The FET Open scheme has completely outlived its usefulness and must be abandoned as soon as possible and replaced by more targetted calls. Or the Commission needs to push so much money in there that we get above the 10% margin and leave the random range.

Best wishes, F. Wörgötter

Stefan Hans's picture

Hi Florentin,

I've no experience with FET Open and probably won't have. But I've made similar experiences within big companies.

"FET Open supports a bottom-up approach for exploring novel and visionary ideas." sounds good but IMO it would be much better to support the motivated and creative people helping them in a more venture capital way. Agree a milestone and support to reach it. If they fail, but remain motivated and creative, it was a good project and a step forward.

The failure is your friend - doing what you don't like is your enemy (business plans and other bureaucracy).

Greetings Stefan

P.S. To assess possible disruptive innovation in the long term is an illusion. But to give space for creativity and failure is likely always the right thing.

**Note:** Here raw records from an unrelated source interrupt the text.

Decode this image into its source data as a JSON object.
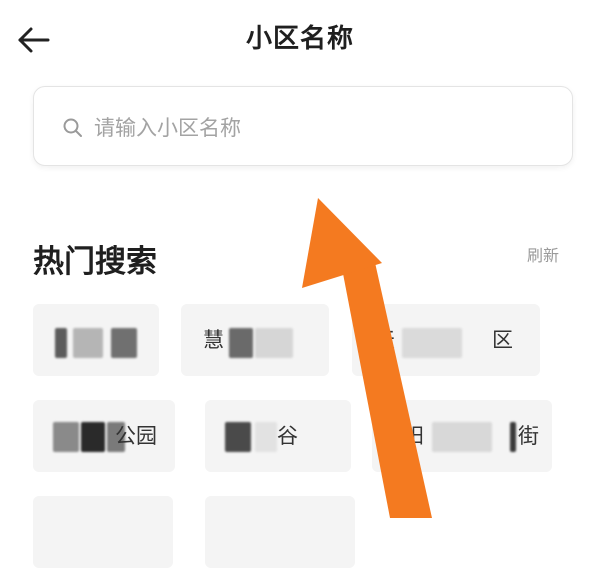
{
  "header": {
    "title": "小区名称",
    "back_icon": "arrow-left-icon"
  },
  "search": {
    "placeholder": "请输入小区名称",
    "icon": "search-icon"
  },
  "hot_search": {
    "title": "热门搜索",
    "refresh_label": "刷新",
    "chips": [
      {
        "text": ""
      },
      {
        "text": "慧"
      },
      {
        "text_left": "天",
        "text_right": "区"
      },
      {
        "text": "公园"
      },
      {
        "text": "谷"
      },
      {
        "text_left": "朝阳",
        "text_right": "街"
      }
    ]
  },
  "colors": {
    "annotation_arrow": "#f47a20",
    "chip_bg": "#f4f4f4"
  }
}
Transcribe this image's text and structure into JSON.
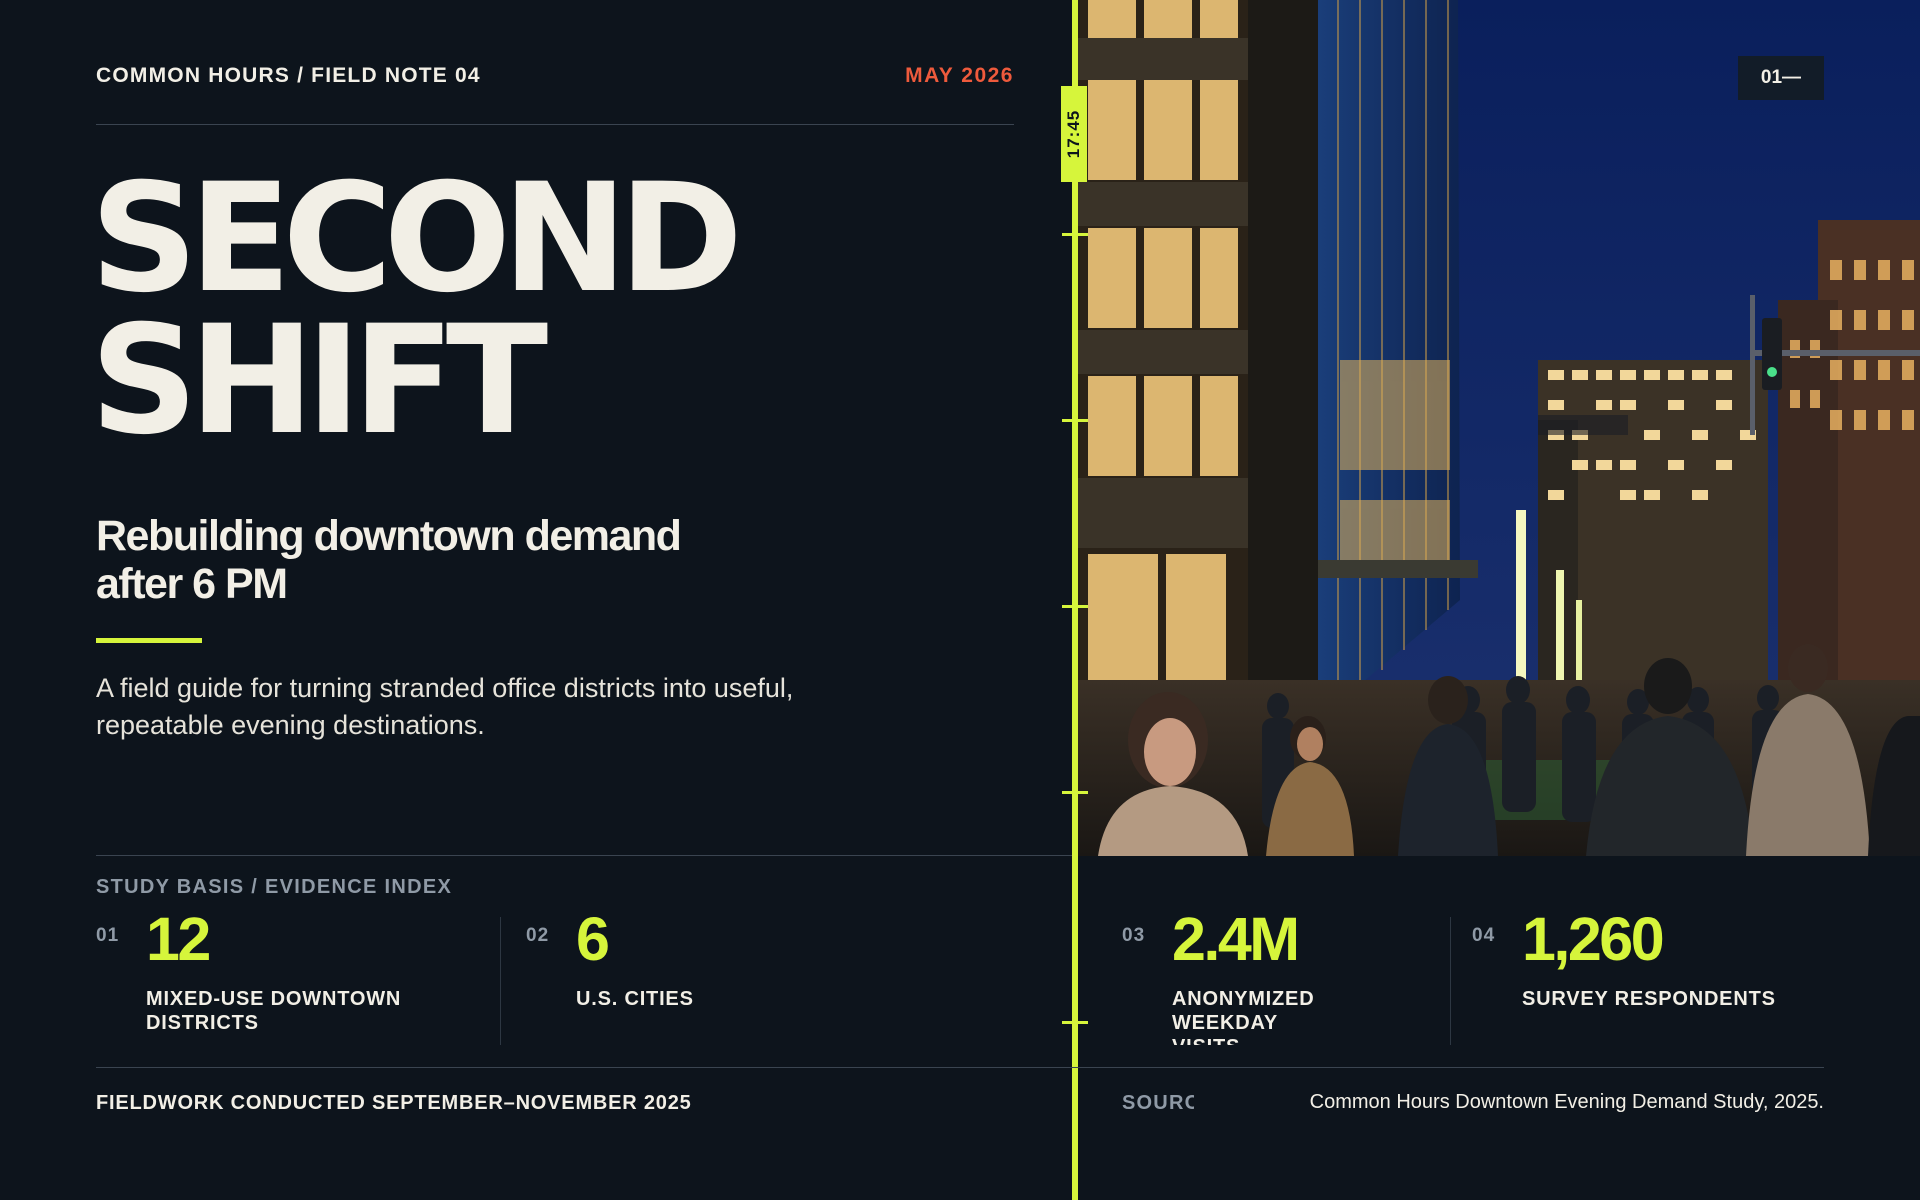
{
  "header": {
    "brand": "COMMON HOURS / FIELD NOTE 04",
    "date": "MAY 2026",
    "page_number": "01—"
  },
  "hero": {
    "title_line1": "SECOND",
    "title_line2": "SHIFT",
    "subtitle": "Rebuilding downtown demand after 6 PM",
    "lede": "A field guide for turning stranded office districts into useful, repeatable evening destinations."
  },
  "timeline": {
    "time_label": "17:45"
  },
  "stats": {
    "section_label": "STUDY BASIS / EVIDENCE INDEX",
    "items": [
      {
        "index": "01",
        "value": "12",
        "label": "MIXED-USE DOWNTOWN DISTRICTS"
      },
      {
        "index": "02",
        "value": "6",
        "label": "U.S. CITIES"
      },
      {
        "index": "03",
        "value": "2.4M",
        "label": "ANONYMIZED WEEKDAY VISITS"
      },
      {
        "index": "04",
        "value": "1,260",
        "label": "SURVEY RESPONDENTS"
      }
    ]
  },
  "footer": {
    "fieldwork": "FIELDWORK CONDUCTED SEPTEMBER–NOVEMBER 2025",
    "source_label": "SOURCE",
    "source_text": "Common Hours Downtown Evening Demand Study, 2025."
  },
  "colors": {
    "background": "#0d141c",
    "accent": "#d6f53b",
    "date_red": "#ee5a3c",
    "text": "#f2efe6",
    "muted": "#8f9aa6"
  }
}
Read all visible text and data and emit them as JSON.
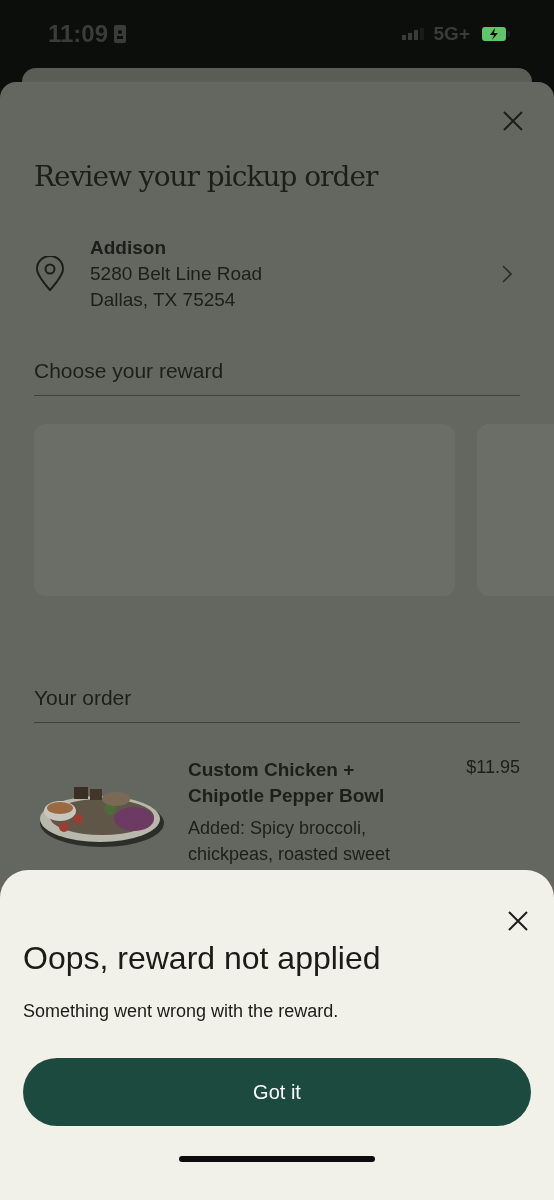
{
  "status_bar": {
    "time": "11:09",
    "network": "5G+"
  },
  "order_review": {
    "title": "Review your pickup order",
    "location": {
      "name": "Addison",
      "address_line_1": "5280 Belt Line Road",
      "address_line_2": "Dallas, TX 75254"
    },
    "reward_section": {
      "heading": "Choose your reward"
    },
    "order_section": {
      "heading": "Your order",
      "items": [
        {
          "name": "Custom Chicken + Chipotle Pepper Bowl",
          "price": "$11.95",
          "details": "Added: Spicy broccoli, chickpeas, roasted sweet"
        }
      ]
    }
  },
  "alert_sheet": {
    "title": "Oops, reward not applied",
    "message": "Something went wrong with the reward.",
    "button": "Got it"
  }
}
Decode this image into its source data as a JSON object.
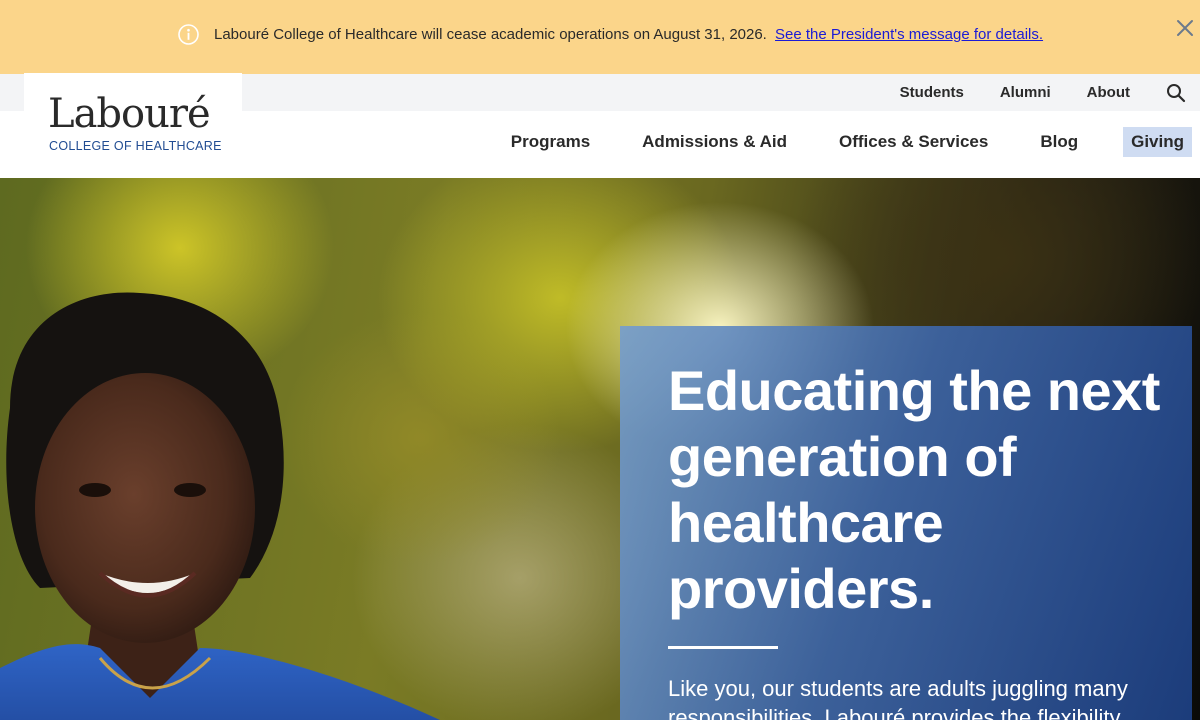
{
  "alert": {
    "message": "Labouré College of Healthcare will cease academic operations on August 31, 2026.",
    "link_text": "See the President's message for details.",
    "info_icon": "info-circle-icon",
    "close_icon": "close-icon"
  },
  "logo": {
    "wordmark": "Labouré",
    "subtitle": "COLLEGE OF HEALTHCARE"
  },
  "utility_nav": {
    "items": [
      "Students",
      "Alumni",
      "About"
    ],
    "search_icon": "search-icon"
  },
  "main_nav": {
    "items": [
      "Programs",
      "Admissions & Aid",
      "Offices & Services",
      "Blog"
    ],
    "giving": "Giving"
  },
  "hero": {
    "title": "Educating the next generation of healthcare providers.",
    "body": "Like you, our students are adults juggling many responsibilities. Labouré provides the flexibility"
  },
  "colors": {
    "alert_bg": "#fbd58a",
    "link": "#1b1bd6",
    "brand_blue": "#214c92",
    "giving_bg": "#cfdcf2"
  }
}
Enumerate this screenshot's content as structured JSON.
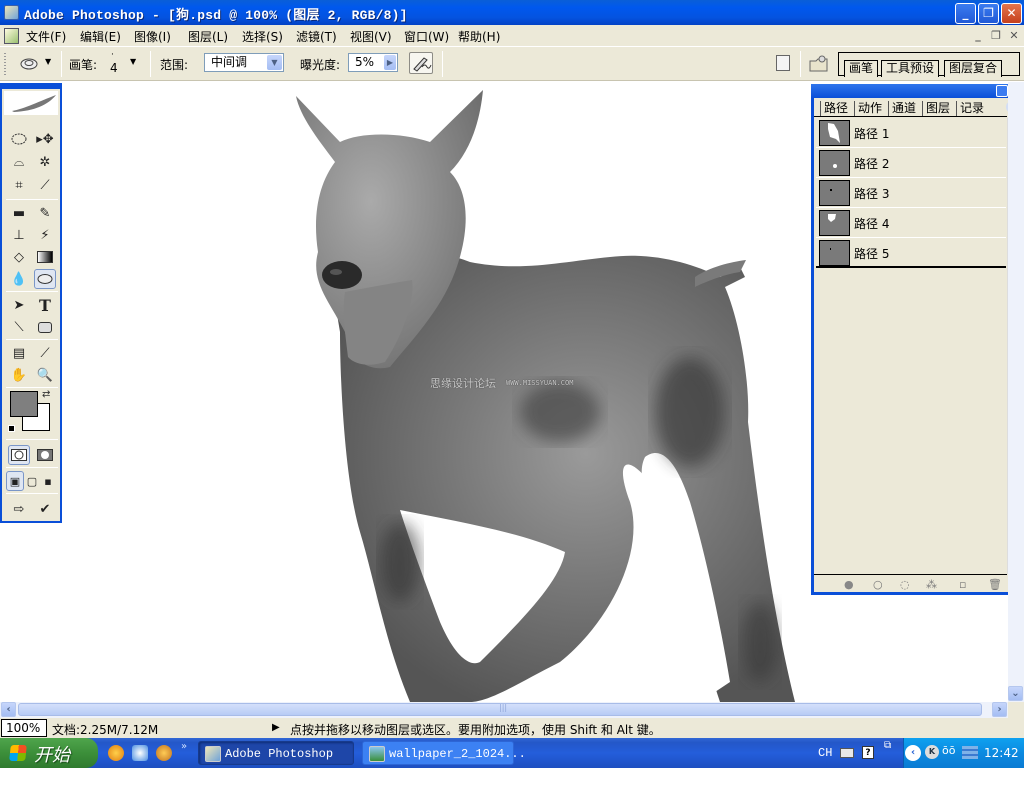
{
  "window": {
    "title": "Adobe Photoshop - [狗.psd @ 100% (图层 2, RGB/8)]",
    "minimize": "_",
    "restore": "❐",
    "close": "✕"
  },
  "menu": {
    "items": [
      "文件(F)",
      "编辑(E)",
      "图像(I)",
      "图层(L)",
      "选择(S)",
      "滤镜(T)",
      "视图(V)",
      "窗口(W)",
      "帮助(H)"
    ],
    "mdi_min": "_",
    "mdi_restore": "❐",
    "mdi_close": "✕"
  },
  "options": {
    "tool_icon": "dodge-tool",
    "brush_label": "画笔:",
    "brush_size": "4",
    "range_label": "范围:",
    "range_value": "中间调",
    "exposure_label": "曝光度:",
    "exposure_value": "5%",
    "airbrush_icon": "airbrush"
  },
  "palette_well": {
    "tabs": [
      "画笔",
      "工具预设",
      "图层复合"
    ]
  },
  "paths_panel": {
    "tabs": [
      "路径",
      "动作",
      "通道",
      "图层",
      "记录"
    ],
    "active_tab": "路径",
    "paths": [
      {
        "name": "路径 1"
      },
      {
        "name": "路径 2"
      },
      {
        "name": "路径 3"
      },
      {
        "name": "路径 4"
      },
      {
        "name": "路径 5"
      }
    ],
    "footer_icons": [
      "fill-path",
      "stroke-path",
      "load-selection",
      "make-work-path",
      "new-path",
      "delete-path"
    ]
  },
  "canvas": {
    "watermark_cn": "思缘设计论坛",
    "watermark_url": "WWW.MISSYUAN.COM"
  },
  "colors": {
    "foreground": "#7f7f7f",
    "background": "#ffffff",
    "xp_blue": "#0a4fd8",
    "panel_bg": "#ece9d8"
  },
  "status": {
    "zoom": "100%",
    "doc_info": "文档:2.25M/7.12M",
    "hint": "点按并拖移以移动图层或选区。要用附加选项，使用 Shift 和 Alt 键。"
  },
  "taskbar": {
    "start_label": "开始",
    "tasks": [
      {
        "label": "Adobe Photoshop ...",
        "active": true
      },
      {
        "label": "wallpaper_2_1024...",
        "active": false
      }
    ],
    "tray": {
      "lang": "CH",
      "clock": "12:42"
    }
  }
}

homo ludens :-)

Oliver Panzer's picture

Dear Timo,

The comparison with the Olympics sure hits the mark. As the Olympics have inspired the greatest athletes, so the spirit of FET Open has inspired the most creative researchers. Many of them will be left dispirited by the results of the last evaluation. Funding only 11 projects out of almost 350 ‘worthy’ proposals simply falls short of being an excellent programme:

The high aims of FET are renowned and applicants know exactly that the success rates are usually below 10%. They are convinced to meet the requirements and they do invest a large extra-amount of effort and love to have a chance for success.  While the very clear advice that you offer in your blog will be good guidance for those who failed to meet the threshold, it may offer little to those who find themselves among the best 5% and still a long shot from being funded. In the long run, FET Open might cease to attract people who have little difficulties to get funding elsewhere.

The evaluation-quality of FET Open has an excellent reputation. Nevertheless, at a success rate of well below 2% even the slightest imbalance among the panels and even the slightest oversight makes a grave difference. Even the most careful governance and the most careful selection of evaluators cannot overcome the inherent unfairness of selecting too few applicants by a procedure that still involves the human factor.

A most attractive feature of FET Open is to neither prescribe a topic nor the composition of the team. The call for breakthrough concepts with a clear vision for long-term impact is very appealing for exactly the kind of inventor who is capable to deliver such. Unfortunately, some applicants received feedback on their proposals along the lines that their team lacks an SME to ‘push results towards market realization’, others got praise simply for involving SMEs, and others received no comments in this regard. The crude simplification SME=future technological leadership is unworthy of a FET panel, it might lead to fig-leave involvement of SMEs in future proposals, and not giving equal merit to SME involvement in all proposals reduces the transparency and fairness of selection. 

The research community anticipated the opening of FET Open beyond ICT greatly. There is a lot of love for the spirit and the principles of this programme, in particularly amongst the most brilliant researchers. Please support a more meaningful number of projects to continue attracting excellent ideas, to remain fair, and to make actual long-term impact.

Sincerely, Oliver  

@DSMeu